At Birch Coulee, U.S. forces suffered their biggest setback.
Planning a trip: Here's a handy map of the Minnesota River Valley Scenic Byway.
For information on the towns and attractions on the Upper Minnesota River, call Prairie Waters tourism, 866-866-5432. A Minnesota DeLorme Atlas & Gazetteer is helpful in finding sites.
Touring: A mobile-phone tour provides stories and reflections at stops along the route.
The history trail from east to west
All sites are along the Minnesota River. Henderson is an hour southwest of Minneapolis; Montevideo is 2½ hours west.
For more details about the area and the war, see River with a past.
Joseph R. Brown Minnesota River Center in Henderson. Brown fur trader, political operative, Indian agent, newspaper editor, inventor played an important role in the conflict. He was fluent in Dakota and was married to three part-Dakota women, but it's hard to tell if he was friend or foe.
Treaty Site History Center in St. Peter.

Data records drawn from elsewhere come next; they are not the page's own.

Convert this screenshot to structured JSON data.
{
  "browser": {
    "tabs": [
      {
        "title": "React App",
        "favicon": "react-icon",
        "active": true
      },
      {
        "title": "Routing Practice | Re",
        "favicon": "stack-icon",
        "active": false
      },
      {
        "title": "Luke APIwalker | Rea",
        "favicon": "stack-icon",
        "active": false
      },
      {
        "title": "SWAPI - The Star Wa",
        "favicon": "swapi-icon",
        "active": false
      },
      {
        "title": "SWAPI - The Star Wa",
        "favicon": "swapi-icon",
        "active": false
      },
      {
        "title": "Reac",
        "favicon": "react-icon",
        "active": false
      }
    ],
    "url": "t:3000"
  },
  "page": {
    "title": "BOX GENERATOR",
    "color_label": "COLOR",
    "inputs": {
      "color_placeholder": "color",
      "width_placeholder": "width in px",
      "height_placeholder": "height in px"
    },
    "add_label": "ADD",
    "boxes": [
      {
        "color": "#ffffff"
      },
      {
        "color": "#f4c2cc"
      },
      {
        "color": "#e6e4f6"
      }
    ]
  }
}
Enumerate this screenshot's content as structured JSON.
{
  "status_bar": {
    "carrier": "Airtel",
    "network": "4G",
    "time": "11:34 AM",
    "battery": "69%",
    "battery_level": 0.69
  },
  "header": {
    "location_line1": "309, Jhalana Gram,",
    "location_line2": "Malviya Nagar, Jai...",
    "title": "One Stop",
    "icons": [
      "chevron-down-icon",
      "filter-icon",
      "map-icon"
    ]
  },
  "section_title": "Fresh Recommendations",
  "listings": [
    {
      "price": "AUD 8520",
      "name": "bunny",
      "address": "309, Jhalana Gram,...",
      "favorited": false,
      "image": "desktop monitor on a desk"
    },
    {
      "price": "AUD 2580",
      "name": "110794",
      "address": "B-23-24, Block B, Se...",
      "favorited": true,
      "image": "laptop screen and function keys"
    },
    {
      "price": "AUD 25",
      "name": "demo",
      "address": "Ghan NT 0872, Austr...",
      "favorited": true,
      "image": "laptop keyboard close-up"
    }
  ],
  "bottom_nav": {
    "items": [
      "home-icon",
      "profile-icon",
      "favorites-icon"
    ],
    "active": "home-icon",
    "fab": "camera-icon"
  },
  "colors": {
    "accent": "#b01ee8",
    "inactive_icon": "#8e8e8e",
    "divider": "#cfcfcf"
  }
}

This center on the north edge of St. Peter, off U.S. 169, contains copies of the "trader's papers" that allowed white men to siphon off virtually all the money the Dakota received under 1851 and 1858 treaties.
Mankato: The site of the 1862 hanging is marked at Reconciliation Park, off Riverfront Drive, by a white limestone buffalo.
© Beth Gauper
In New Ulm, the Brown County Historical Society includes exhibits on the war.
Fort Ridgely near Fairfax. There are exhibits in the restored commissary and interpretive markers on the grounds, which include the stone foundations of fort buildings. It's in Fort Ridgely State Park, seven miles south of Fairfax off Minnesota 4.
Lower Sioux Agency near Morton. This site, managed by the Lower Sioux Indian Community, was the first place attacked during the 1862 war.
It has an illuminating museum and an 1861 stone warehouse that is the only original building remaining. It's nine miles east of Redwood Falls.
Birch Coulee Battlefield near Morton. This beautiful restored prairie is where Dakota warriors surprised a burial party sent from Fort Ridgely, in a battle that became the biggest setback for U.S. troops in the 1862 conflict.
Self-guided trails and displays explain events. It's three miles north of Morton at the junction of county roads 2 and 18, one mile east of U.S. 71.
Joseph R. Brown ruins between Redwood Falls and Granite Falls. This state wayside is along County Road 15 on the north side of the river.
Upper Sioux Agency State Park near Granite Falls. Interpretive markers tell the site's history, and two tipis can be rented for overnight stays. It's eight miles southeast of Granite Falls.
Wood Lake Battlefield near Granite Falls. The final battle was held just south of the Upper Sioux Agency on County Road 18, just west of Minnesota 67. There's a monument.
Camp Release near Montevideo. On Sept. 26, 1862, Col. Henry Hastings Sibley received 269 captives from the Dakota and took into custody 1,200 Dakota. There's a monument at the site, 1½ miles west of town on County Road 212.
Last updated on September 21, 2020